This spring, Yasiel Puig has approached his at-bats like the part of his brain that controls strike zone recognition was replaced by an exact duplicate of the part of his brain that screams “SWING HARD NOW!” But, most importantly, since he recorded no walks this spring, we have no visual confirmation of how Puig would get to first base after a walk. Maybe he’d sprint like Todd Coffey. Maybe he’d walk really, really slowly. Maybe he’s athletic enough to just do back flips the entire way. Would he simply drop his bat or do some variation of his home run bat flip? And yes, this is really something that I’ve thought about. —Bret Sayre
6. Justin Smoak Won't Approach .408/.434/.796
Smoak has continued the trend this exhibition season, compiling a .434/.483/.811 line over 60 plate appearances, picking up four home runs and eight doubles along the way. Consequently, the 26-year-old has improved his career spring OPS to 1.009.
But if history is any indication, Smoak will abandon this pretense once Opening Day chases the fledgling arms of the Cactus League back to their developmental womb. Over the better part of three major-league seasons, Smoak has never hit above .234. He has never posted an on-base percentage greater than .323. And he has never slugged more than .396. Safeco won’t be such a hostile hitter’s environment in 2013 with the fences coming in—Smoak’s home/road OPS splits favor the latter by roughly 60 points since his 2010 trade to the Mariners—but it’s still hard to believe his spring performance portends anything beyond a modest improvement. Frankly, it’d be difficult to get much worse: Smoak finished with a .236 True Average in 2012, the eighth-lowest mark among qualified hitters last season. And yes, this is indeed the same player who, in the days of yore, constituted the centerpiece of a trade for Cliff Lee. —Jonah Birenbaum
7. Ryan Raburn Won't Be Anything But a Spring Training Tease
8. Howard Kendrick Still Won't Win That Batting Title
Kendrick has a .467 average this spring (28-for-60), the highest of any qualifying AL player.
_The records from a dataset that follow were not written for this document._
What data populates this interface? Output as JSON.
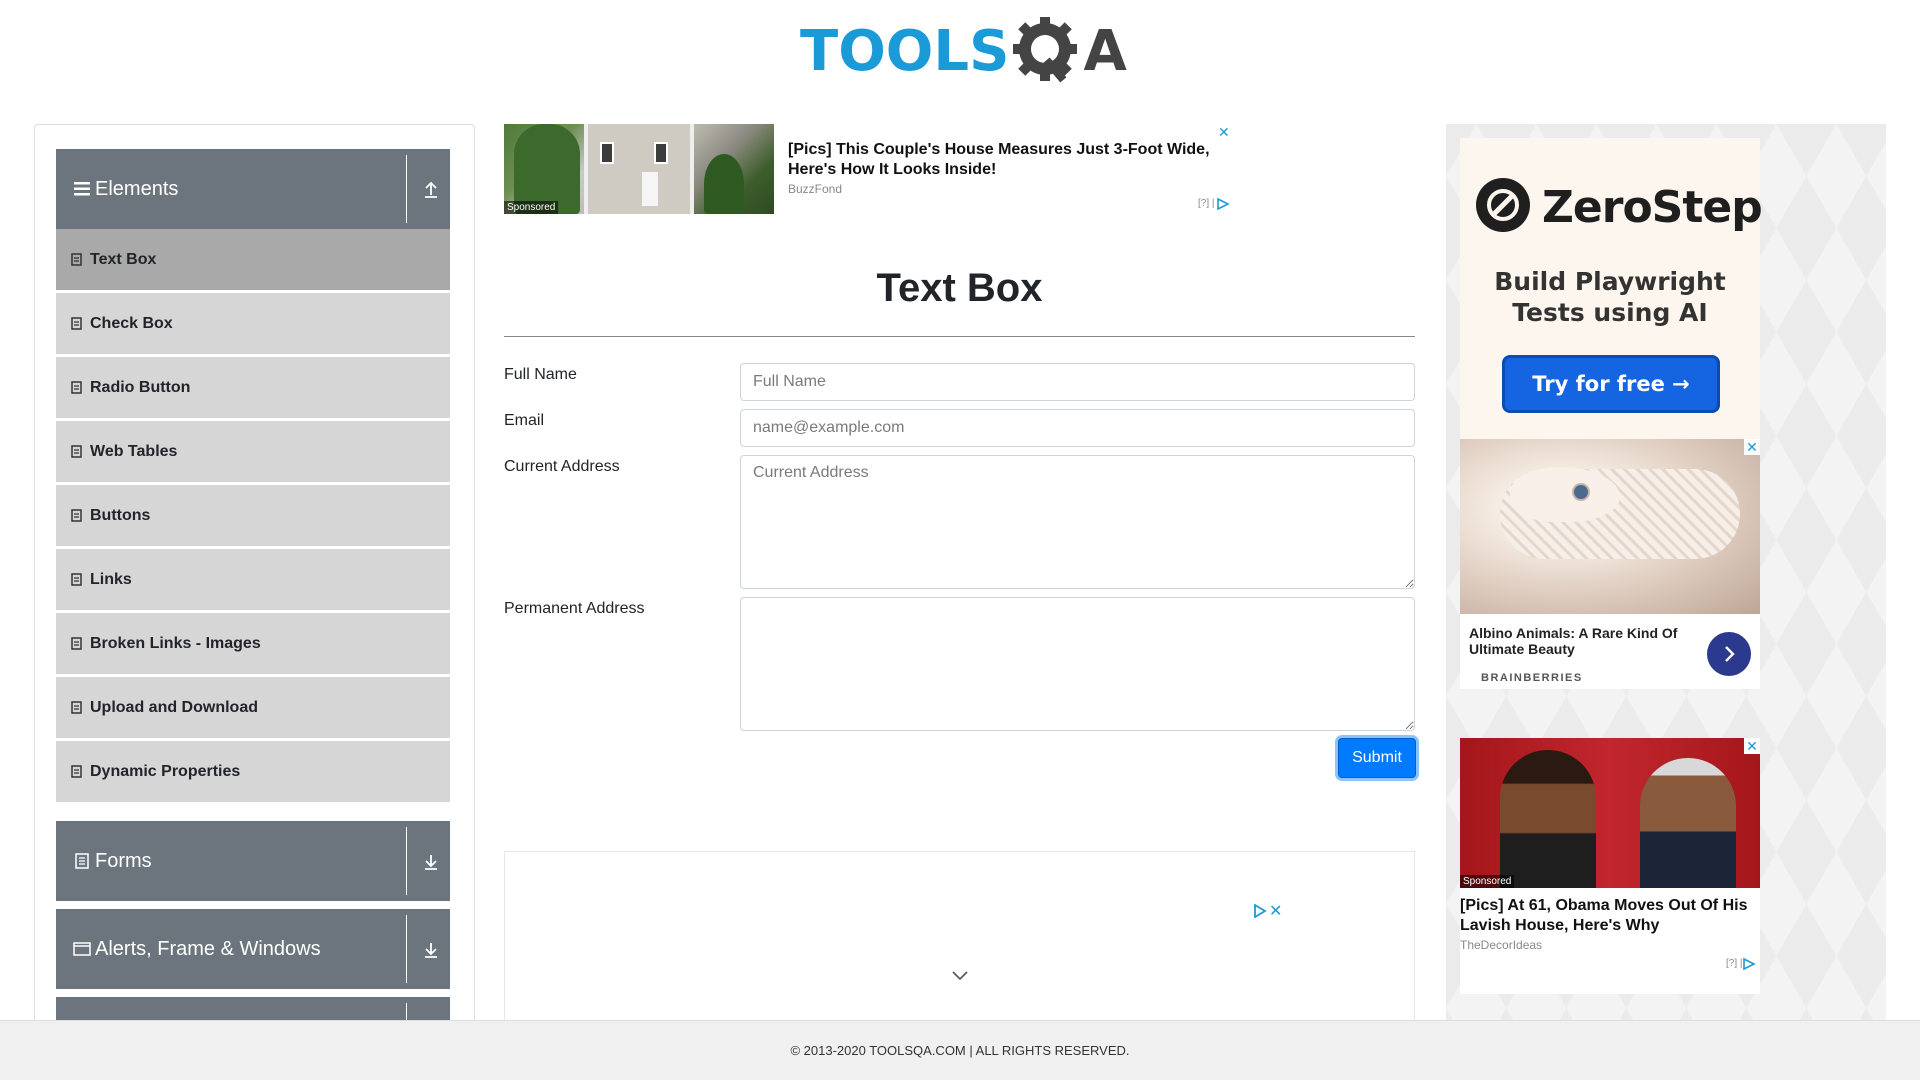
{
  "header": {
    "logo_text_left": "TOOLS",
    "logo_text_right": "A"
  },
  "sidebar": {
    "groups": [
      {
        "label": "Elements",
        "icon": "hamburger-icon",
        "arrow": "collapse-up-icon"
      },
      {
        "label": "Forms",
        "icon": "document-icon",
        "arrow": "expand-down-icon"
      },
      {
        "label": "Alerts, Frame & Windows",
        "icon": "window-icon",
        "arrow": "expand-down-icon"
      }
    ],
    "items": [
      {
        "label": "Text Box",
        "active": true
      },
      {
        "label": "Check Box"
      },
      {
        "label": "Radio Button"
      },
      {
        "label": "Web Tables"
      },
      {
        "label": "Buttons"
      },
      {
        "label": "Links"
      },
      {
        "label": "Broken Links - Images"
      },
      {
        "label": "Upload and Download"
      },
      {
        "label": "Dynamic Properties"
      }
    ]
  },
  "ad_top": {
    "title": "[Pics] This Couple's House Measures Just 3-Foot Wide, Here's How It Looks Inside!",
    "source": "BuzzFond",
    "sponsored": "Sponsored",
    "close": "✕",
    "info": "[?] |"
  },
  "form": {
    "title": "Text Box",
    "full_name_label": "Full Name",
    "full_name_placeholder": "Full Name",
    "email_label": "Email",
    "email_placeholder": "name@example.com",
    "current_address_label": "Current Address",
    "current_address_placeholder": "Current Address",
    "permanent_address_label": "Permanent Address",
    "submit_label": "Submit"
  },
  "ad_bottom": {
    "close": "✕"
  },
  "right_ads": {
    "zerostep": {
      "brand": "ZeroStep",
      "tagline_line1": "Build Playwright",
      "tagline_line2": "Tests using AI",
      "cta": "Try for free →"
    },
    "snake": {
      "title": "Albino Animals: A Rare Kind Of Ultimate Beauty",
      "brand": "BRAINBERRIES",
      "close": "✕"
    },
    "obama": {
      "title": "[Pics] At 61, Obama Moves Out Of His Lavish House, Here's Why",
      "source": "TheDecorIdeas",
      "sponsored": "Sponsored",
      "info": "[?] |",
      "close": "✕"
    }
  },
  "footer": {
    "copyright": "© 2013-2020 TOOLSQA.COM | ALL RIGHTS RESERVED."
  },
  "colors": {
    "brand_blue": "#1a9bd7",
    "sidebar_header": "#6c757d",
    "menu_item": "#d6d6d6",
    "menu_item_active": "#a9a9a9",
    "submit": "#007bff"
  }
}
But don’t be deceived: he’s not about to make our prediction look prescient. Last spring, Kendrick hit .383. The spring before that, he hit .364. All told, Kendrick has batted .361 in spring training during his years as a big leaguer. He’s also a career .360 hitter in the minor leagues. Clearly, he has batting-title bat speed, and a translation of his stats against lesser competition would suggest that he’d routinely top .300 in the majors, which explains why we ranked him the fifth-best prospect in baseball in 2006.
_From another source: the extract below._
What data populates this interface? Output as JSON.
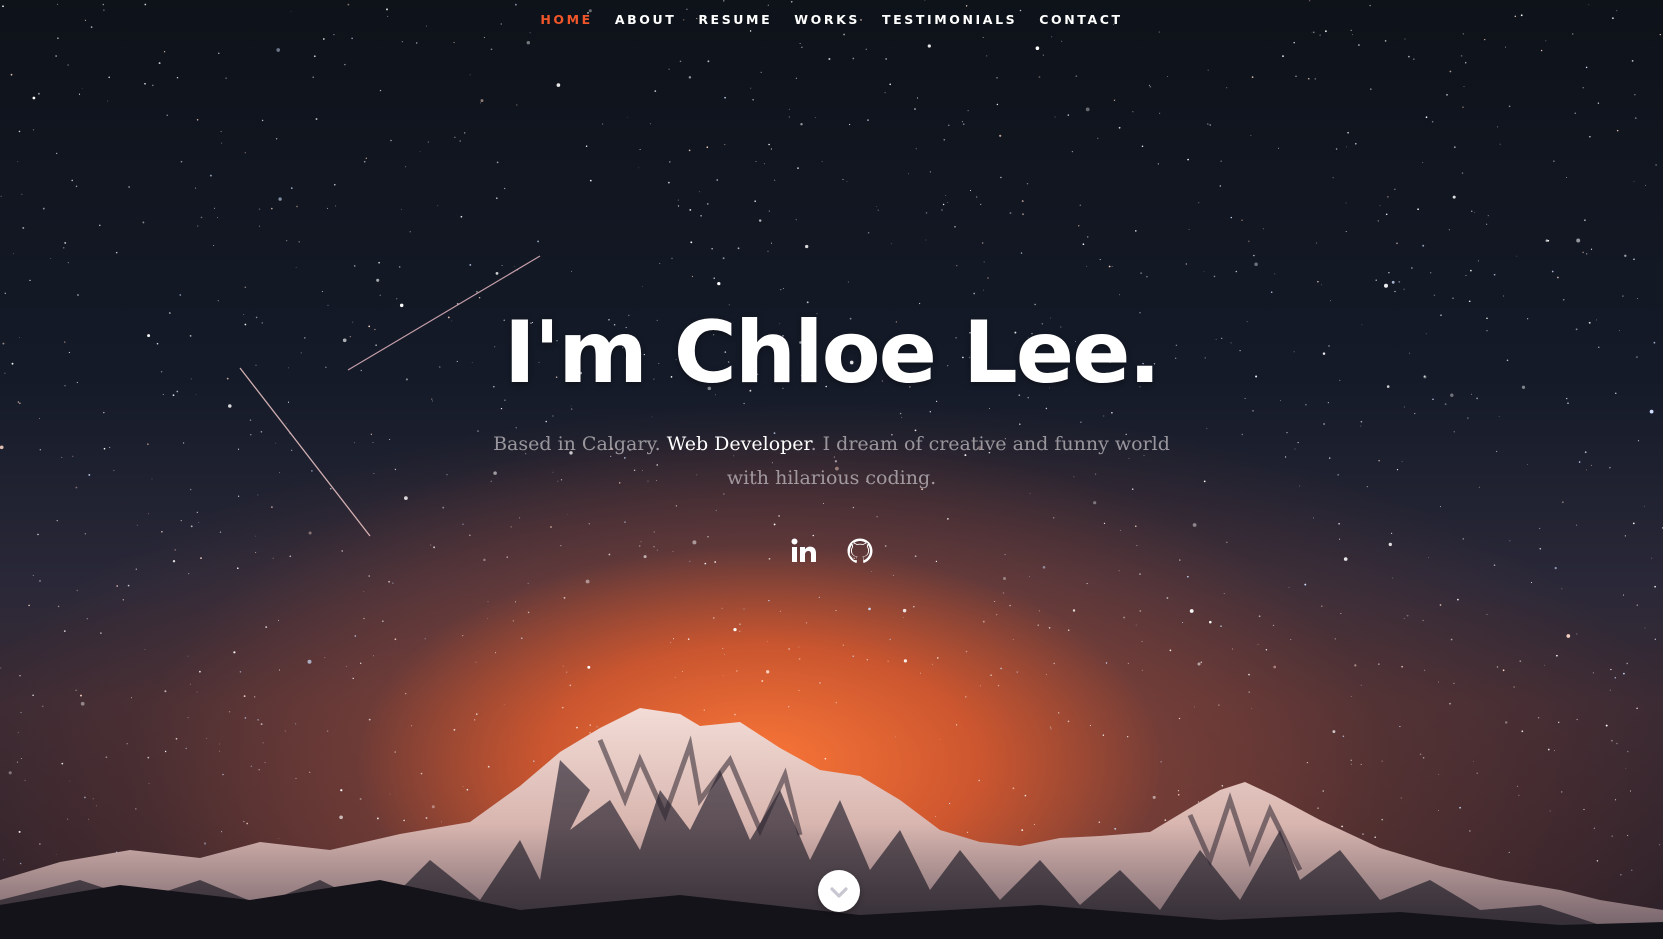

So why has he hit “only” .292 in the majors, despite a robust BABIP? It’s not his ballpark, although Angel Stadium is hard on right-handed hitters: Kendrick has hit .293 on the road. The best answer is “breaking balls.” Kendrick has no trouble catching up to major-league heaters—he’s hit over .340 against four-seamers in the PITCHf/x era—but he’s batted under .250 against sliders. In the land of four-seamers, Kendrick is king, so he feasts on opposing pitching in Arizona, where arms are still getting stretched out and the caliber of competition is lower, and in the minors, where most pitchers lack elite secondary stuff. But in the big leagues, his relative struggles against softer stuff hold him back. Even so, he’s an extremely consistent, above-average hitter with a good glove and the ability to take the extra base. There are worse things to be than a bit above league average, and Kendrick is well worth the Angels’ investment. But he’s not about to be a batting champion. —Ben Lindbergh